NEW YORK (TheStreet) -- On Sept. 6, the Royal Bank of Scotland (RBS) - Get Royal Bank of Scotland Group plc Sponsored ADR Report rolled out the RBS US Large Cap Alternator ETN (ALTL) . The underlying index uses a multi-period momentum strategy to provide exposure to either the S&P 500 Total Return Index, the S&P 500 Equal Weight Total Return Index, or the S&P 500 Low Volatility Total Return Index.

A "Relative Strength Score" is assigned to each of the three large-cap stock weighting methodologies on the last business day of each calendar month. The calculation uses the simple average of the returns for the prior one-month, three-month, six-month, nine-month and 12-month periods. The ETN's index will track the return of the weighting scheme with the highest Relative Strength Score during the following month. The monthly rebalancing takes place at the close of business on the first trading day of the month.

ALTL has an annual investor fee of 1.00%. Additional product information is available in the

overview page on the RBS Web site

, along with its fact sheet and prospectus .


: RBS supplied hypothetical backtested results for the underlying index as part of the prospectus. The performance graph (shown below) begins Jan. 2, 1992.

Unfortunately, it uses an arithmetic scale instead of a log scale, which distorts the long-term performance characteristics and it shows the results for the index instead of the ETN. A table is also provided, but its data begins a year later (Dec. 31, 1992) and also does not adjust for the 1.00% annual investor fee.

My calculations, based on the data in the prospectus, along with a 1% annual reduction of ALTL's underlying index to account for the investor fee, produced the following results for the period Dec. 31, 1992 to Aug. 29, 2012: The backtested ALTL ETN had an estimated 11.7% annual return with a 16.1% standard deviation. The comparative returns (and standard deviation) of the other underlying indices were 8.3% (19.1%) for S&P 500 Total Return, 10.1% (19.3%) for Equal Weighting and 10.0% (14.2%) for Low Volatility.

It is possible to implement this strategy on a do-it-yourself basis using

Vanguard S&P 500 ETF

(VOO) - Get Vanguard S&P 500 ETF Report


TheStreet Recommends

PowerShares S&P 500 Low Volatility

(SPLV) - Get Invesco S&P 500 Low Volatility ETF Report


Guggenheim S&P 500 Equal Weight ETF

(RSP) - Get Invesco S&P 500 Equal Weight ETF Report

. You can view an analysis of the SPLV

on our Invest With An Edge Web site


However, investors need to weigh the monthly transaction costs, tax consequences and underlying ETF expense ratios against the 1% annual fee and inherent credit risk of ETNs like ALTL. A discussion of those risks is

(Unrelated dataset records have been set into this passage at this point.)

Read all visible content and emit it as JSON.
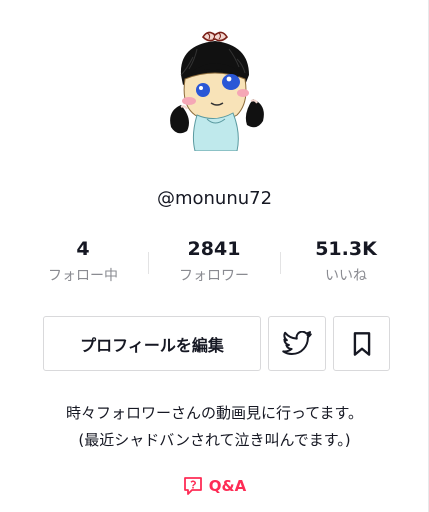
{
  "profile": {
    "handle": "@monunu72"
  },
  "stats": [
    {
      "value": "4",
      "label": "フォロー中"
    },
    {
      "value": "2841",
      "label": "フォロワー"
    },
    {
      "value": "51.3K",
      "label": "いいね"
    }
  ],
  "actions": {
    "edit_label": "プロフィールを編集",
    "twitter_icon": "twitter-icon",
    "bookmark_icon": "bookmark-icon"
  },
  "bio": {
    "line1": "時々フォロワーさんの動画見に行ってます。",
    "line2": "(最近シャドバンされて泣き叫んでます。)"
  },
  "qa": {
    "label": "Q&A",
    "icon": "question-chat-icon",
    "color": "#fe2c55"
  }
}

available on our Web site

as well.

At the time of publication, the author was long SPLV.

This article is commentary by an independent contributor, separate from TheStreet's regular news coverage.

Ron Rowland is the founder and president of Capital Cities Asset Management, a fee-based registered investment adviser in Austin, Texas. He is also the founder and publisher of Invest With An Edge and All Star Investor, where he has been providing market commentary and active investment advice since 1991. Opinions expressed in this article should not be considered personal recommendations to buy or sell any security.